Hastiness of the reform has been a major drawback. Often done in the rush of the political process, the efforts to revamp complex educational systems by budgetary incentives have spelled predictable and costly problems in actual implementation. In the Texas case, a major reason cited for failure was the rush to institute this data driven approach with inadequate data collection capability and lack of clear definition at the inception of what actually constitutes performance and quality. (Bateman and Elliot) Yet this is precisely the process which our system has utilized. At the Chancellor’s urging, the Board of Governors committed the system up front to this politically expedient approach, while demanding that the details “be worked out” in the next six weeks.
The Chancellor brought the proposal for “Academic Excellence” to the Consultation Council over the summer, without time for full discussion of its merits and drawbacks. The Chancellor then proposed this plan to the Board, over the opposition of the Consultation Council. The Board took action despite the unified opposition and testimony of representatives from the Academic Senate for the California Community Colleges, the Community College League of California (representing CEOs and Trustees), the California Federation of Teachers, the California Teachers Association, the Faculty Association of California Community Colleges, and CalSACC.
The Chancellor and the Board may be responding to public perception that the community college system is not doing enough. What does seem clear is that we as a system have not done a good enough job of keeping both the legislature and the public informed of the many and phenomenal accomplishments of our colleges. Nor have the legislature and the public realized just how precious a public asset are the California community colleges. We’ve all made heroic efforts in the face of consideration underfunding and mounting social demands. We need to take that case to the public. All of us could probably agree with the Chancellor on one thing the system needs more money.
As the Texas experiment illustrated, the end is in the beginning. Performance based funding is not an approach which will work for the California community colleges. But the Chancellor has enjoined and important debate academic excellence. We need to devote our time and energies both to further define what academic excellence means and to insist upon that excellence as the ongoing standard. We need to work together to forge sound approaches to securing additional revenue streams to fund such academic excellence for the students we serve.
Astin, A. “College Retention Rates Are Often Misleading,” Chronicle of Higher Education, September 22, 1993, A48 Bateman and Elliot, “An Attempt to Implement Performance Based Funding in Texas Higher Education, A Case Study,” In Epper, R.M. (ed.), Focus on the budget; Rethinking Current Practice, Denver: Education Commision of the States, 1994.

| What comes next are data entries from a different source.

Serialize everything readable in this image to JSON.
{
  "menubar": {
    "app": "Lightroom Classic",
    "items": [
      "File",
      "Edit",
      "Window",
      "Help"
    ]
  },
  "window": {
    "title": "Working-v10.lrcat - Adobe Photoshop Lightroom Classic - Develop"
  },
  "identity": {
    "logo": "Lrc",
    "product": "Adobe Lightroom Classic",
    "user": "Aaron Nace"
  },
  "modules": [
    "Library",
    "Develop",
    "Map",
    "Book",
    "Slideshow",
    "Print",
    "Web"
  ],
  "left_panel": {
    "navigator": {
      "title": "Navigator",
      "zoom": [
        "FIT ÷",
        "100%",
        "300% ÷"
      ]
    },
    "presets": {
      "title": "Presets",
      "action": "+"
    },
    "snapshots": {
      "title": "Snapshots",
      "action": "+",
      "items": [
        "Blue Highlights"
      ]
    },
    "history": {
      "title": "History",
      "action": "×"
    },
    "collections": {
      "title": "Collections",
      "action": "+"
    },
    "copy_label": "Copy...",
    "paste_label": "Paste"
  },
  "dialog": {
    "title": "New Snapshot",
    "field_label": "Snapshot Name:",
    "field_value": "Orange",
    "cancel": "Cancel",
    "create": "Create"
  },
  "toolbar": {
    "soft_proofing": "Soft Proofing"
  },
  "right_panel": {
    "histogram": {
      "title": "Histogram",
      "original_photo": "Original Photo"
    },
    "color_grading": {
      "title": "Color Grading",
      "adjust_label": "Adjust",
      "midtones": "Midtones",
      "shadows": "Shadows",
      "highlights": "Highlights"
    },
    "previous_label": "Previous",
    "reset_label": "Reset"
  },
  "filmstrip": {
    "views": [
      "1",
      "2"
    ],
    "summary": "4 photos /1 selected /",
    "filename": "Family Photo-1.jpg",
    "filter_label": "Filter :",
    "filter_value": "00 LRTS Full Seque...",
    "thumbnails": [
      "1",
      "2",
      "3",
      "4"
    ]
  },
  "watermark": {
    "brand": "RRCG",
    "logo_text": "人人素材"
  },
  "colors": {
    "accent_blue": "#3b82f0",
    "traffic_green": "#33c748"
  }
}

Burke, J.C., Performance Funding Indicators: Concerns, Values, and Models for Two- and Four-Year Colleges and Universities, Albany, NY: Rockefeller Institues of Government, Albany, 1997.
Burke, J.C. and Serban, A.M., State Performance Funding and Budgeting for Public Higher Education: Current Status and Future Prospects, Albany, NY: Rockefeller Institute of Government, Albany, 1997.
Scroggings, B. “Performance Based Budgeting: The Stark Reality,” FACCCTS, Sacrament CA. Faculty Association of the California Community Colleges forthcoming.
Serban, A.M., Performance Funding for Public Higher Education: Views of Critical Stakeholders, Albany, NY: Rockefeller Institute of Government, Albany, 1997.
The articles published in the Rostrum do not necessarily represent the adopted positions of the academic senate. For adopted positions and recommendations, please browse this website.